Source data
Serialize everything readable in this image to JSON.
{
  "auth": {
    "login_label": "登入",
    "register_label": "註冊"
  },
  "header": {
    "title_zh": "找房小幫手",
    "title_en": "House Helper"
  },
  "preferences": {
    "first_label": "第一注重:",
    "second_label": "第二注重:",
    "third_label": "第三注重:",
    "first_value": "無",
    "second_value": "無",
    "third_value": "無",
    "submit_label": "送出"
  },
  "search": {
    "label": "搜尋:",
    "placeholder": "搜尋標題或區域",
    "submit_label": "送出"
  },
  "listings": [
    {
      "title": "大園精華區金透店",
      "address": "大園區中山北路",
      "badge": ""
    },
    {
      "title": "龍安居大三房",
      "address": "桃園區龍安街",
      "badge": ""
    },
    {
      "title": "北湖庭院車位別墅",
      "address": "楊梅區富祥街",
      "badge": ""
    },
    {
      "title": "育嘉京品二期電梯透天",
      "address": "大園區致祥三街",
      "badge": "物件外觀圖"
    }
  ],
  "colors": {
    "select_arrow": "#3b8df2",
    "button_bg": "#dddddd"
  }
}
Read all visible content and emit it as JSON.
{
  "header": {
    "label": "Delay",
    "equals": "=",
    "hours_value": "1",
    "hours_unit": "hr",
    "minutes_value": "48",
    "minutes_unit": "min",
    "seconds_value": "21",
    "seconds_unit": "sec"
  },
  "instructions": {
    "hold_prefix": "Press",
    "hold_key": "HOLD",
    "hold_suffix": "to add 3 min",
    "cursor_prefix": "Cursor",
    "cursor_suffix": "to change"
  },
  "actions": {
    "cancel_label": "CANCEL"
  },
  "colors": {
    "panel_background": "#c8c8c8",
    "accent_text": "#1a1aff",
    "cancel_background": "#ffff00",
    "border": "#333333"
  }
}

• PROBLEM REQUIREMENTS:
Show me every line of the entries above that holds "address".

• EXERCISE SOLUTION:
      "address": "大園區中山北路",
      "address": "桃園區龍安街",
      "address": "楊梅區富祥街",
      "address": "大園區致祥三街",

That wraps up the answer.